(Data about app and page elements)
"""

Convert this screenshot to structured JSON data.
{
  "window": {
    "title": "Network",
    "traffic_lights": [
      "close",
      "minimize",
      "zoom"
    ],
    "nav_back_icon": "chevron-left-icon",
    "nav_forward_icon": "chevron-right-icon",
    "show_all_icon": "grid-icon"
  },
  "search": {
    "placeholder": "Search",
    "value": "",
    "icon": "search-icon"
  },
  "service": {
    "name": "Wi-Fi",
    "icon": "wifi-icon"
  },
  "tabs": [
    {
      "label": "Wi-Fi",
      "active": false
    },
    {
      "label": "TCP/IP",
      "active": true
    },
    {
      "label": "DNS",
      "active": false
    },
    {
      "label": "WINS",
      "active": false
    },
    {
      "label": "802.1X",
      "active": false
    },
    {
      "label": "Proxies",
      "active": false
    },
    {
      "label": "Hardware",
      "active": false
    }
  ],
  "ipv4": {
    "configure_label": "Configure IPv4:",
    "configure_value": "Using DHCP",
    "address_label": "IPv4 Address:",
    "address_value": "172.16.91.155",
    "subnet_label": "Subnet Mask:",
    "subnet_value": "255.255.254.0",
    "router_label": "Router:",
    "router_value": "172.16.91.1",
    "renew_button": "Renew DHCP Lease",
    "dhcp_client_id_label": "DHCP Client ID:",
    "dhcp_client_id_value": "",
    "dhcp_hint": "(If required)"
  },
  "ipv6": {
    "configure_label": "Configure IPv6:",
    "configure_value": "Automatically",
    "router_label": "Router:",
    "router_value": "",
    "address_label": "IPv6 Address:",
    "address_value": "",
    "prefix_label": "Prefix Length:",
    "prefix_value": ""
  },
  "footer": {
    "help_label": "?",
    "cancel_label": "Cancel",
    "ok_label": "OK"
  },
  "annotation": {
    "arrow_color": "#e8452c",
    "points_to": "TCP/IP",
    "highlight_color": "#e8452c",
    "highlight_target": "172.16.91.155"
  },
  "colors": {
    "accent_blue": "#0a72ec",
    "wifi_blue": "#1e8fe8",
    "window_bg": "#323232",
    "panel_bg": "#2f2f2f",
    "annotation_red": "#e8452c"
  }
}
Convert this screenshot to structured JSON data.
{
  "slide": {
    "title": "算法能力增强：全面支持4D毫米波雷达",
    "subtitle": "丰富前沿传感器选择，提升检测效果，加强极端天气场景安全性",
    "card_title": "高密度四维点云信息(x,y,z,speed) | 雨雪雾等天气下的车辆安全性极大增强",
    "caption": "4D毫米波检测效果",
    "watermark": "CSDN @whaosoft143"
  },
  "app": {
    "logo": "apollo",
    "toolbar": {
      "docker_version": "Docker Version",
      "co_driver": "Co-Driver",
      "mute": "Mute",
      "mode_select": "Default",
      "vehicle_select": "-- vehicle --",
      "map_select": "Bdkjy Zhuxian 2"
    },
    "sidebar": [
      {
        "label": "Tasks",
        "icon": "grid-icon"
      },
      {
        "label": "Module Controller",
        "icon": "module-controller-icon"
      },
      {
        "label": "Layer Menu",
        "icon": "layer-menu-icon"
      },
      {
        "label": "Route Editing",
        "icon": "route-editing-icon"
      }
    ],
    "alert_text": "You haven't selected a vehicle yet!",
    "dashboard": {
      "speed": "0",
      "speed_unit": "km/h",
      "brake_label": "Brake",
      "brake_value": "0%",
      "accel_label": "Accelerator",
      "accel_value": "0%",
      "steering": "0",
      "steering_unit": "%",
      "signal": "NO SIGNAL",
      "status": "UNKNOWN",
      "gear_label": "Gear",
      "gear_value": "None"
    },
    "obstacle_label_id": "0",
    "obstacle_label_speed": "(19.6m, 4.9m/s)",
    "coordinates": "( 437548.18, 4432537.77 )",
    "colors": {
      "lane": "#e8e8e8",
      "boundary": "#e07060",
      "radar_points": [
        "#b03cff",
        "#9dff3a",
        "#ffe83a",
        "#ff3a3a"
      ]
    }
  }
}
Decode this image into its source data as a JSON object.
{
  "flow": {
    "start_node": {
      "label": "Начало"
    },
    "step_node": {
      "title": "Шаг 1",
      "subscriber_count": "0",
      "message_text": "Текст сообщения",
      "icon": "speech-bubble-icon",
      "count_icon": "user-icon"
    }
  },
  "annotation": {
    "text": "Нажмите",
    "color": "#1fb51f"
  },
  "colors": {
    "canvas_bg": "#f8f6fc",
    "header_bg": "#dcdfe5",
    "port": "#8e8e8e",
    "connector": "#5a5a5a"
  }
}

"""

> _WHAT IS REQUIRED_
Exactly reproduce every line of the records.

> _ANSWER SPACE_
Convert this screenshot to structured JSON data.
{
  "window": {
    "title": "Network",
    "traffic_lights": [
      "close",
      "minimize",
      "zoom"
    ],
    "nav_back_icon": "chevron-left-icon",
    "nav_forward_icon": "chevron-right-icon",
    "show_all_icon": "grid-icon"
  },
  "search": {
    "placeholder": "Search",
    "value": "",
    "icon": "search-icon"
  },
  "service": {
    "name": "Wi-Fi",
    "icon": "wifi-icon"
  },
  "tabs": [
    {
      "label": "Wi-Fi",
      "active": false
    },
    {
      "label": "TCP/IP",
      "active": true
    },
    {
      "label": "DNS",
      "active": false
    },
    {
      "label": "WINS",
      "active": false
    },
    {
      "label": "802.1X",
      "active": false
    },
    {
      "label": "Proxies",
      "active": false
    },
    {
      "label": "Hardware",
      "active": false
    }
  ],
  "ipv4": {
    "configure_label": "Configure IPv4:",
    "configure_value": "Using DHCP",
    "address_label": "IPv4 Address:",
    "address_value": "172.16.91.155",
    "subnet_label": "Subnet Mask:",
    "subnet_value": "255.255.254.0",
    "router_label": "Router:",
    "router_value": "172.16.91.1",
    "renew_button": "Renew DHCP Lease",
    "dhcp_client_id_label": "DHCP Client ID:",
    "dhcp_client_id_value": "",
    "dhcp_hint": "(If required)"
  },
  "ipv6": {
    "configure_label": "Configure IPv6:",
    "configure_value": "Automatically",
    "router_label": "Router:",
    "router_value": "",
    "address_label": "IPv6 Address:",
    "address_value": "",
    "prefix_label": "Prefix Length:",
    "prefix_value": ""
  },
  "footer": {
    "help_label": "?",
    "cancel_label": "Cancel",
    "ok_label": "OK"
  },
  "annotation": {
    "arrow_color": "#e8452c",
    "points_to": "TCP/IP",
    "highlight_color": "#e8452c",
    "highlight_target": "172.16.91.155"
  },
  "colors": {
    "accent_blue": "#0a72ec",
    "wifi_blue": "#1e8fe8",
    "window_bg": "#323232",
    "panel_bg": "#2f2f2f",
    "annotation_red": "#e8452c"
  }
}
Convert this screenshot to structured JSON data.
{
  "slide": {
    "title": "算法能力增强：全面支持4D毫米波雷达",
    "subtitle": "丰富前沿传感器选择，提升检测效果，加强极端天气场景安全性",
    "card_title": "高密度四维点云信息(x,y,z,speed) | 雨雪雾等天气下的车辆安全性极大增强",
    "caption": "4D毫米波检测效果",
    "watermark": "CSDN @whaosoft143"
  },
  "app": {
    "logo": "apollo",
    "toolbar": {
      "docker_version": "Docker Version",
      "co_driver": "Co-Driver",
      "mute": "Mute",
      "mode_select": "Default",
      "vehicle_select": "-- vehicle --",
      "map_select": "Bdkjy Zhuxian 2"
    },
    "sidebar": [
      {
        "label": "Tasks",
        "icon": "grid-icon"
      },
      {
        "label": "Module Controller",
        "icon": "module-controller-icon"
      },
      {
        "label": "Layer Menu",
        "icon": "layer-menu-icon"
      },
      {
        "label": "Route Editing",
        "icon": "route-editing-icon"
      }
    ],
    "alert_text": "You haven't selected a vehicle yet!",
    "dashboard": {
      "speed": "0",
      "speed_unit": "km/h",
      "brake_label": "Brake",
      "brake_value": "0%",
      "accel_label": "Accelerator",
      "accel_value": "0%",
      "steering": "0",
      "steering_unit": "%",
      "signal": "NO SIGNAL",
      "status": "UNKNOWN",
      "gear_label": "Gear",
      "gear_value": "None"
    },
    "obstacle_label_id": "0",
    "obstacle_label_speed": "(19.6m, 4.9m/s)",
    "coordinates": "( 437548.18, 4432537.77 )",
    "colors": {
      "lane": "#e8e8e8",
      "boundary": "#e07060",
      "radar_points": [
        "#b03cff",
        "#9dff3a",
        "#ffe83a",
        "#ff3a3a"
      ]
    }
  }
}
Decode this image into its source data as a JSON object.
{
  "flow": {
    "start_node": {
      "label": "Начало"
    },
    "step_node": {
      "title": "Шаг 1",
      "subscriber_count": "0",
      "message_text": "Текст сообщения",
      "icon": "speech-bubble-icon",
      "count_icon": "user-icon"
    }
  },
  "annotation": {
    "text": "Нажмите",
    "color": "#1fb51f"
  },
  "colors": {
    "canvas_bg": "#f8f6fc",
    "header_bg": "#dcdfe5",
    "port": "#8e8e8e",
    "connector": "#5a5a5a"
  }
}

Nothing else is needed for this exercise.